Jesus was faithful to who he was, his calling, God’s kingdom present in him: the king. And he calls us to no less than the same in our faith and practice. In and through Jesus.

the mistake of relevancy

Jesus said, “My kingdom is not of this world. If it were, my servants would fight to prevent my arrest by the Jewish leaders. But now my kingdom is from another place.”

“You are a king, then!” said Pilate.

Jesus answered, “You say that I am a king. In fact, the reason I was born and came into the world is to testify to the truth. Everyone on the side of truth listens to me.”

“What is truth?” retorted Pilate.

John 18:36-38a

To want to be relevant is not necessarily a mistake at all. Paul sought to be all things to all people that by all possible means he might win as many as possible to Christ through the gospel (1 Corinthians 9). But often it is. The problem is one of truth. We want to reach people where they’re at, but never at the expense of truth.

Jesus made no sense to Pilate. Yes he was a king, but not in a way that mattered to Pilate. The governor was accountable to Rome, and that’s what mattered to him. Whatever “truth” might be, that was irrelevant to Pilate.

Truth telling, and more precisely, testifying to the truth was what Jesus was all about. We read in the same book that Jesus called himself “the truth”, along with “the way and the life” (John 14:6). So Jesus’s testimony necessarily pointed people to himself.

That doesn’t seem relevant to the world at large. What goes on in Washington and elsewhere matters, and little else. But if Jesus were here today, he would make the same appeal. Yes, we have to live in the world, in nations under governments, and for many, that’s where all truth and justice are found. And the power to implement such. Jesus lived in Roman occupied territory, but he did not base his life on such. It was all about his identity, who he was and what he had come to do.

What about us today? As Christians, where do we find truth? What do we think is relevant? Or is any of this much of a concern to us? Do we simply fall into line with the status quo, with what others, maybe even other Christians are doing and thinking?

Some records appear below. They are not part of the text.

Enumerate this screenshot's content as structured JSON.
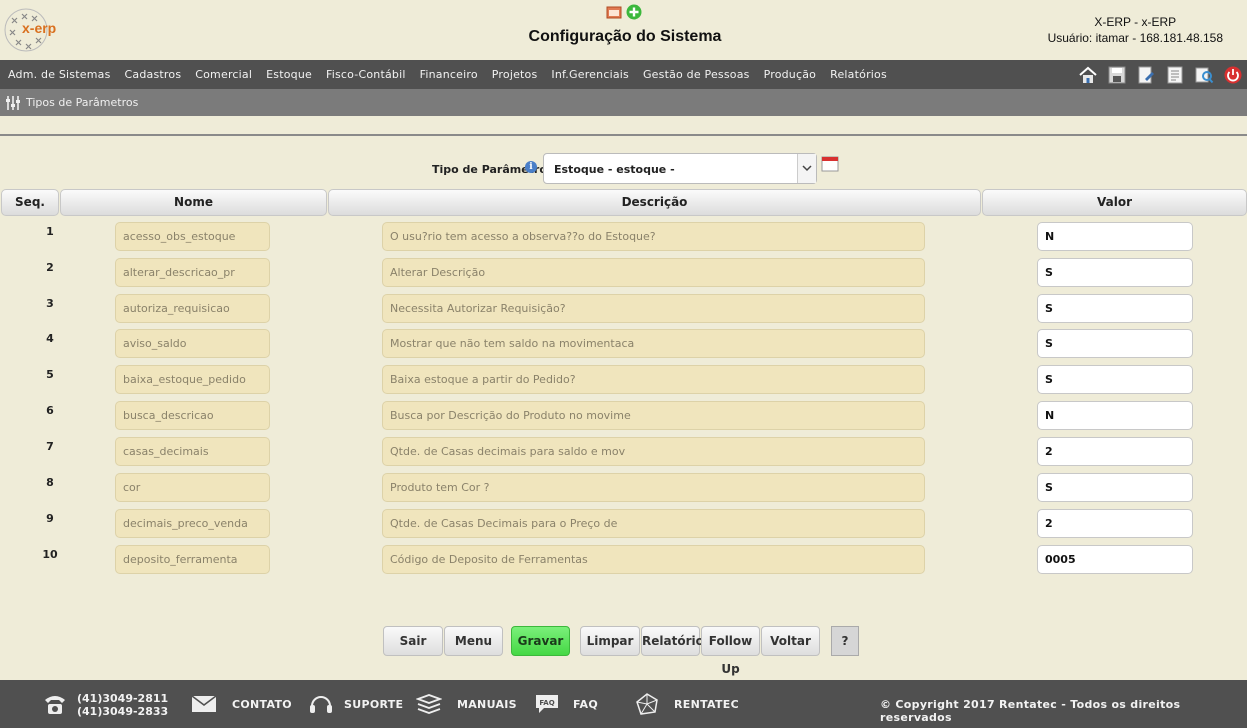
{
  "header": {
    "logo_text": "x-erp",
    "title": "Configuração do Sistema",
    "system": "X-ERP - x-ERP",
    "user": "Usuário: itamar - 168.181.48.158"
  },
  "menu": [
    "Adm. de Sistemas",
    "Cadastros",
    "Comercial",
    "Estoque",
    "Fisco-Contábil",
    "Financeiro",
    "Projetos",
    "Inf.Gerenciais",
    "Gestão de Pessoas",
    "Produção",
    "Relatórios"
  ],
  "toolbar_icons": [
    "home-icon",
    "save-icon",
    "edit-icon",
    "document-icon",
    "search-icon",
    "power-icon"
  ],
  "breadcrumb": "Tipos de Parâmetros",
  "filter": {
    "label": "Tipo de Parâmetro",
    "selected": "Estoque - estoque -"
  },
  "table": {
    "headers": [
      "Seq.",
      "Nome",
      "Descrição",
      "Valor"
    ],
    "rows": [
      {
        "seq": "1",
        "nome": "acesso_obs_estoque",
        "descricao": "O usu?rio tem acesso a observa??o do Estoque?",
        "valor": "N"
      },
      {
        "seq": "2",
        "nome": "alterar_descricao_pr",
        "descricao": "Alterar Descrição",
        "valor": "S"
      },
      {
        "seq": "3",
        "nome": "autoriza_requisicao",
        "descricao": "Necessita Autorizar Requisição?",
        "valor": "S"
      },
      {
        "seq": "4",
        "nome": "aviso_saldo",
        "descricao": "Mostrar que não tem saldo na movimentaca",
        "valor": "S"
      },
      {
        "seq": "5",
        "nome": "baixa_estoque_pedido",
        "descricao": "Baixa estoque a partir do Pedido?",
        "valor": "S"
      },
      {
        "seq": "6",
        "nome": "busca_descricao",
        "descricao": "Busca por Descrição do Produto no movime",
        "valor": "N"
      },
      {
        "seq": "7",
        "nome": "casas_decimais",
        "descricao": "Qtde. de Casas decimais para saldo e mov",
        "valor": "2"
      },
      {
        "seq": "8",
        "nome": "cor",
        "descricao": "Produto tem Cor ?",
        "valor": "S"
      },
      {
        "seq": "9",
        "nome": "decimais_preco_venda",
        "descricao": "Qtde. de Casas Decimais para o Preço de",
        "valor": "2"
      },
      {
        "seq": "10",
        "nome": "deposito_ferramenta",
        "descricao": "Código de Deposito de Ferramentas",
        "valor": "0005"
      }
    ]
  },
  "buttons": {
    "sair": "Sair",
    "menu": "Menu",
    "gravar": "Gravar",
    "limpar": "Limpar",
    "relatorio": "Relatório",
    "follow_up": "Follow Up",
    "voltar": "Voltar",
    "help": "?"
  },
  "footer": {
    "phone1": "(41)3049-2811",
    "phone2": "(41)3049-2833",
    "contato": "CONTATO",
    "suporte": "SUPORTE",
    "manuais": "MANUAIS",
    "faq": "FAQ",
    "faq_icon_text": "FAQ",
    "rentatec": "RENTATEC",
    "copyright": "© Copyright 2017 Rentatec - Todos os direitos reservados"
  }
}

We need to find for ourselves what we can then offer to others, hopefully by our example in searching and the change that brings. Yes, truth is something we search out and find, find and search out. That never ends.

Jesus is a king, and his kingdom is not from this world, but is indeed for living in the world. But not attune to the world. It would never become a part of the Roman empire, so that it would be irrelevant to them. Though later, the Roman Empire would become “Christian” simply as a way of uniting the empire, since Christianity was so widespread. In many ways not unlike what people mean when they call the United States a Christian nation. But Jesus’s word goes on. And it’s not about was is relevant to how we’re getting on with life, or what any nation is doing. But in terms of what is truly and in the end eternally relevant for this life and the next.

So let’s be in our Bibles, in prayer, in church, regardless of how irrelevant that oftentimes might seem. And stay in that. Finding the truth in Jesus, down to earth, even while not of this world and its ways. In and through him.